What does this mean for schools? When restrictions were lifted around Memorial Day weekend, I think many people thought, “finally things are getting back to normal!” Once school opens, even more may think so.
How a community supports its schools is an expression of its values. To keep our teachers and school staff safe so our schools can stay open, we all need to think of the following:
Health care personnel take special care not to bring infections to work by wearing masks in the community, social distancing and avoiding groups. Our students, school staff, parents and anyone interfacing with the schools should do the same.
Parents want their children to be engaged in a variety of activities, but this is not the year for that. Is it reasonable to have your children in after-school sports, church, youth, and musical groups, etc., and then blame the schools for COVID-19 infections that are brought in from the community? Youth groups and churches need to consider online options or other changes to reduce spread. Parents and children should prioritize and choose one low risk activity.
Businesses working directly with the public can protect staff from bringing infections home to children who might take the virus to school. Many businesses already have masks, barriers, and social distancing in place for employees. To help keep schools open, I hope others will do their part.
Alaska’s greatest increase in cases is in young adults, which is a different group than parents who are wondering how their children and teachers are going to be safe in school.
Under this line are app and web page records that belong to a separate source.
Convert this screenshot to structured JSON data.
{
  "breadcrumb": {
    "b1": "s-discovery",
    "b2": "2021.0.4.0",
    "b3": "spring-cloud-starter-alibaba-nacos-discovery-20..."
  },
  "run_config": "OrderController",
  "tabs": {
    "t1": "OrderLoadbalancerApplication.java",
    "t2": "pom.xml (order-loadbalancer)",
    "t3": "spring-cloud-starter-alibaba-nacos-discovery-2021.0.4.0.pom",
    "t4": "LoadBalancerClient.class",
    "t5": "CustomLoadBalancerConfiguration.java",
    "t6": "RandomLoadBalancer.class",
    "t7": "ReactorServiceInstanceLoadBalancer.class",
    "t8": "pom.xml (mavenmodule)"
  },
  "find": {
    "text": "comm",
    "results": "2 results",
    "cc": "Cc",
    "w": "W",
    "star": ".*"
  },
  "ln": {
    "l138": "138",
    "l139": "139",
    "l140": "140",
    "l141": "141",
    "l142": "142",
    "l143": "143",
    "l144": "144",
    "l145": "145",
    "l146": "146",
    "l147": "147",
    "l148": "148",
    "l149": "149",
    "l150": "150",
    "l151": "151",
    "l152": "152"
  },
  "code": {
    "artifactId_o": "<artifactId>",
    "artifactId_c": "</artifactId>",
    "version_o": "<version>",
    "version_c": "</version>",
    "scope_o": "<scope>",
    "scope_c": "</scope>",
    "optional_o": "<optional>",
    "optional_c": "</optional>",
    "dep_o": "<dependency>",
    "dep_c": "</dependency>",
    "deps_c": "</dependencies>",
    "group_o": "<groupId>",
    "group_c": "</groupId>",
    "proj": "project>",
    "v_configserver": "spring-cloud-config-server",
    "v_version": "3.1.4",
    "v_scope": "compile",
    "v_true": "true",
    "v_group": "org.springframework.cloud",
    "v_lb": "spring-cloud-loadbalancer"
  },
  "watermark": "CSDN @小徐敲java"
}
This is a challenge for public health officials. They don’t want to close bars and restaurants, but do we really have to choose between keeping bars open and opening schools safely? I don’t think so, but we can’t keep doing what we are doing and hope for the best. What can you, your family, and community do to help schools open up and stay open?
Jennifer Schmidt has been a registered nurse for almost 50 years, 27 in public health in Alaska. She served four terms on the Fairbanks North Star Borough school board. She is retired and living in Fairbanks